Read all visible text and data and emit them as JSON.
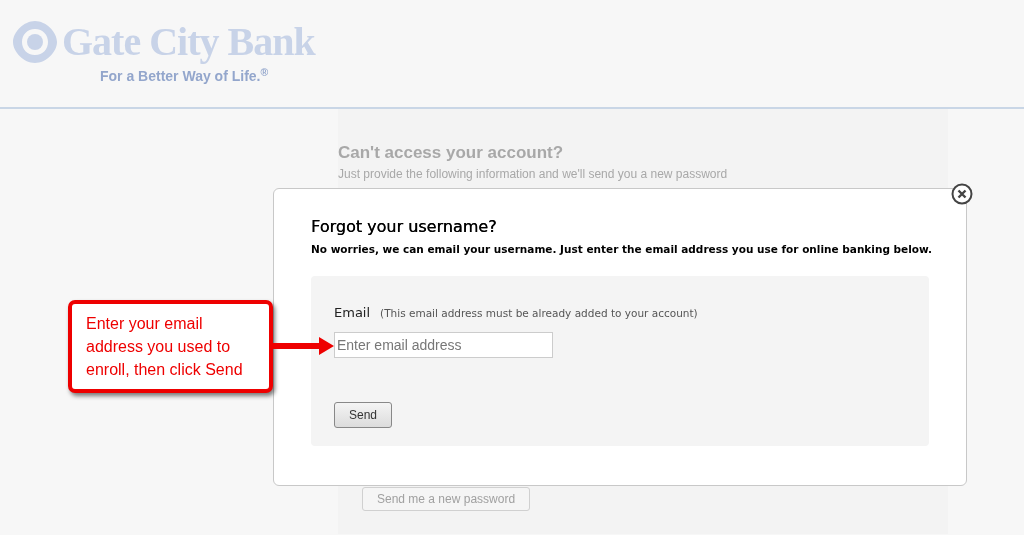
{
  "header": {
    "brand": "Gate City Bank",
    "tagline": "For a Better Way of Life.$^{®}$"
  },
  "background_form": {
    "title": "Can't access your account?",
    "text": "Just provide the following information and we'll send you a new password",
    "button": "Send me a new password"
  },
  "dialog": {
    "title": "Forgot your username?",
    "subtitle": "No worries, we can email your username. Just enter the email address you use for online banking below.",
    "email": {
      "label": "Email",
      "hint": "(This email address must be already added to your account)",
      "placeholder": "Enter email address"
    },
    "button": "Send"
  },
  "callout": {
    "text": "Enter your email address you used to enroll, then click Send"
  }
}
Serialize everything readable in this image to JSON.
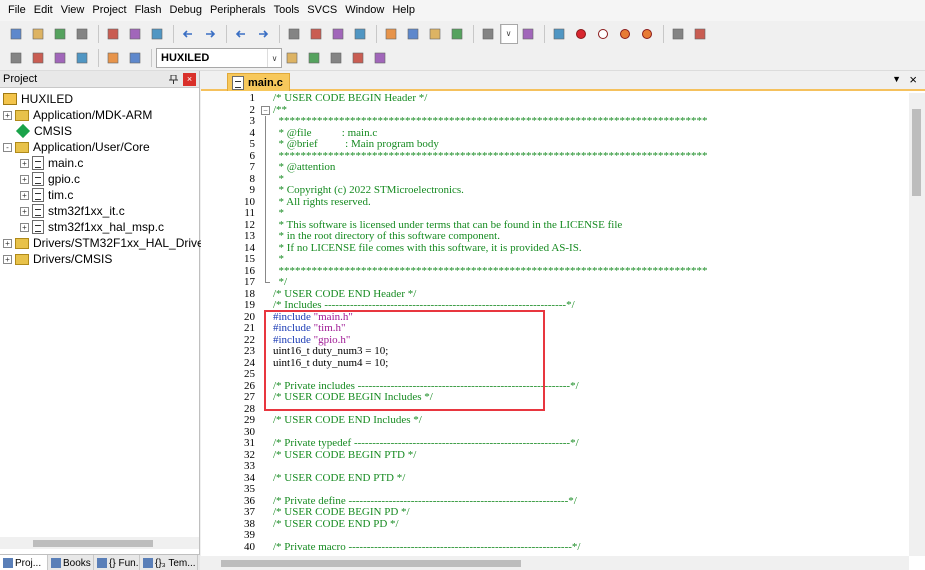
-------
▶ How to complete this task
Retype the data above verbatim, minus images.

▶ Result of this task
Read all visible text and data and emit them as JSON.
{
  "header": {
    "brand": "Gate City Bank",
    "tagline": "For a Better Way of Life.$^{®}$"
  },
  "background_form": {
    "title": "Can't access your account?",
    "text": "Just provide the following information and we'll send you a new password",
    "button": "Send me a new password"
  },
  "dialog": {
    "title": "Forgot your username?",
    "subtitle": "No worries, we can email your username. Just enter the email address you use for online banking below.",
    "email": {
      "label": "Email",
      "hint": "(This email address must be already added to your account)",
      "placeholder": "Enter email address"
    },
    "button": "Send"
  },
  "callout": {
    "text": "Enter your email address you used to enroll, then click Send"
  }
}
Serialize everything readable in this image to JSON.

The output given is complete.